AIM OF THE TASK: In the records that come next, find every line with "screenshot". Return those lines.

^^^^^^^^

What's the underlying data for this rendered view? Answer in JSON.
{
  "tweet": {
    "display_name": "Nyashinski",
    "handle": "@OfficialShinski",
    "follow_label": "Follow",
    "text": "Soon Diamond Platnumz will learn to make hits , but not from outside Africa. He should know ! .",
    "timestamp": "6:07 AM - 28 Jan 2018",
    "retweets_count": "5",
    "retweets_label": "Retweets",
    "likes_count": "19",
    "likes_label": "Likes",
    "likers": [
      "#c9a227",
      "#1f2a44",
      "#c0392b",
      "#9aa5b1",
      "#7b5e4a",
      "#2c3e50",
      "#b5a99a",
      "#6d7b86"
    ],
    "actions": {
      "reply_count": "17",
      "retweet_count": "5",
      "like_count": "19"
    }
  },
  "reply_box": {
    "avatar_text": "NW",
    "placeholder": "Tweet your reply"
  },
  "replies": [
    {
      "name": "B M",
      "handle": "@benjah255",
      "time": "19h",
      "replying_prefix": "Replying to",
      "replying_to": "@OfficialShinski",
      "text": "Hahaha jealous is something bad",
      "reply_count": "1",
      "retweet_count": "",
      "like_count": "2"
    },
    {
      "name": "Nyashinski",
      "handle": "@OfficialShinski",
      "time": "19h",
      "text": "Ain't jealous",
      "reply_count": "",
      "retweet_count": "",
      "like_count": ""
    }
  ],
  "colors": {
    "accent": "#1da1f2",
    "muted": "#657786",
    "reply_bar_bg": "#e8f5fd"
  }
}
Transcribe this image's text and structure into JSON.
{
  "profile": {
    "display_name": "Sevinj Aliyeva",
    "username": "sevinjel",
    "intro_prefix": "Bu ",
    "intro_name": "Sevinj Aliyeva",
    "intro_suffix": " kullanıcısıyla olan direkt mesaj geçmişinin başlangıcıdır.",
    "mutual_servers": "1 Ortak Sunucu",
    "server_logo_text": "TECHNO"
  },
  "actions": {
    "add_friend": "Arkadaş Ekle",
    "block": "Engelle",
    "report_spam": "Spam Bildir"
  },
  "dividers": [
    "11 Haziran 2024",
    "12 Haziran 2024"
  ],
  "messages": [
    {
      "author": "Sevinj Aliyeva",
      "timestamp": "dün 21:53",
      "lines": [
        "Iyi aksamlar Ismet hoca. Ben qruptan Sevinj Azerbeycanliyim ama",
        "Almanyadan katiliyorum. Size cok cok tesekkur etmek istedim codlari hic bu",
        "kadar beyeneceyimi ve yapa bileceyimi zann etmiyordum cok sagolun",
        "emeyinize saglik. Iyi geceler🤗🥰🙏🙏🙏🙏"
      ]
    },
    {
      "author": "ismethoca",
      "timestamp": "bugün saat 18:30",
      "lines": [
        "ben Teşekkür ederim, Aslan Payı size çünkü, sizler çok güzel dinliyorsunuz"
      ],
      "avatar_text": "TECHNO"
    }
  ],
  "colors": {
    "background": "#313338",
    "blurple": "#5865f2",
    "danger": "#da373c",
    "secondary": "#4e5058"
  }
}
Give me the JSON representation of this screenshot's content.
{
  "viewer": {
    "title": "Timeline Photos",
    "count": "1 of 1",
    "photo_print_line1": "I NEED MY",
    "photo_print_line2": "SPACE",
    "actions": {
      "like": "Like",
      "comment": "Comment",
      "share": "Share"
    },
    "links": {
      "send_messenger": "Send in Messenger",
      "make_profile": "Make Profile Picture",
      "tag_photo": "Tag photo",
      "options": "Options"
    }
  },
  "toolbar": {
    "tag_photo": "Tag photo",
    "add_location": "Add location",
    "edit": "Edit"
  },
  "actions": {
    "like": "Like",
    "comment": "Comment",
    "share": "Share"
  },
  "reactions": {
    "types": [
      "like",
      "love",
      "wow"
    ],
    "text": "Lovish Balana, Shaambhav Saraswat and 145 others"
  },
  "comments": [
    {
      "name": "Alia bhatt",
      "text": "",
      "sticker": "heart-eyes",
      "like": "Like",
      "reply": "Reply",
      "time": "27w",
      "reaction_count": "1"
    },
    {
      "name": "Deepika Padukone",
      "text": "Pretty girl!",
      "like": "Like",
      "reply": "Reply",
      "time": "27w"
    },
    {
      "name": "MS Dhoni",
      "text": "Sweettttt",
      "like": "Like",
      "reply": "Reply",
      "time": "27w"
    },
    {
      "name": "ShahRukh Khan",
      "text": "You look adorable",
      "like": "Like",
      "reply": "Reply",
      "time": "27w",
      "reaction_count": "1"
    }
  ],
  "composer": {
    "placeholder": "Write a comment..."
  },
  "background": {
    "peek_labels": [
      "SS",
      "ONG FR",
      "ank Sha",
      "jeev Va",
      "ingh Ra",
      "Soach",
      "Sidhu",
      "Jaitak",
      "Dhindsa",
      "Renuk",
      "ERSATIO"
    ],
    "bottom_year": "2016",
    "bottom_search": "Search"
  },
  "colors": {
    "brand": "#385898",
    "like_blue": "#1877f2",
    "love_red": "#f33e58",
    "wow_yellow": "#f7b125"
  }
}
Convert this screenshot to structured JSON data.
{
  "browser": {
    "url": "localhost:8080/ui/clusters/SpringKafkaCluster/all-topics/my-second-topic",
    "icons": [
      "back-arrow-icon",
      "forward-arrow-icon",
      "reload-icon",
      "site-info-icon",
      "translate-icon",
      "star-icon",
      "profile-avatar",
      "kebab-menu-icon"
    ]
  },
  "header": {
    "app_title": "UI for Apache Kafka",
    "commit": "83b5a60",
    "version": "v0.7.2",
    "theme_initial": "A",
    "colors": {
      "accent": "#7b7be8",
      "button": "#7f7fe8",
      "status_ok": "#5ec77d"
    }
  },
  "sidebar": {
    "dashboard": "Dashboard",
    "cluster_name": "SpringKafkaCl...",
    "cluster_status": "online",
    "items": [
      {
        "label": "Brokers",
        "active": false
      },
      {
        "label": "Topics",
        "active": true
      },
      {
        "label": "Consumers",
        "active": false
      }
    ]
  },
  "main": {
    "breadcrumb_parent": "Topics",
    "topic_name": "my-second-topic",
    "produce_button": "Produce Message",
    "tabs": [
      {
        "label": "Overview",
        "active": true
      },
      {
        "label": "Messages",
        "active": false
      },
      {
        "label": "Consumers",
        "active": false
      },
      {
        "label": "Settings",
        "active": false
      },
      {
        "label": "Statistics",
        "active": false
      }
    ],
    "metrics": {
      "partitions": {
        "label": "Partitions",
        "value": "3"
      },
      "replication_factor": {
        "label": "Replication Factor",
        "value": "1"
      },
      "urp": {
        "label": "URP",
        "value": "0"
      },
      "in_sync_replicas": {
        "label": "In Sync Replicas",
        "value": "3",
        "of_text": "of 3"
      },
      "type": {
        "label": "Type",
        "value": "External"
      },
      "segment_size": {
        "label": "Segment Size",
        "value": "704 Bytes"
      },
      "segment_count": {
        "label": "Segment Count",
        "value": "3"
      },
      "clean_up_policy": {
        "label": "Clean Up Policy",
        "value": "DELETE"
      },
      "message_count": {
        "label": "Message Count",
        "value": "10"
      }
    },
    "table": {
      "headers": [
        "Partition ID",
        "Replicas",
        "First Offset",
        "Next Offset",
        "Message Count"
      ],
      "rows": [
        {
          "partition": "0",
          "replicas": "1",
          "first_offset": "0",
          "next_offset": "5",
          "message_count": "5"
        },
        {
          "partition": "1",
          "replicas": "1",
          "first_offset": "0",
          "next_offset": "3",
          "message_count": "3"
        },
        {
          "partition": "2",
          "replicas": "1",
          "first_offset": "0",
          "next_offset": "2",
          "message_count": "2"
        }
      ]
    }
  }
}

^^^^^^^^

EXERCISE OUTPUT:
Give me the JSON representation of this screenshot's content.
Convert this screenshot to structured JSON data.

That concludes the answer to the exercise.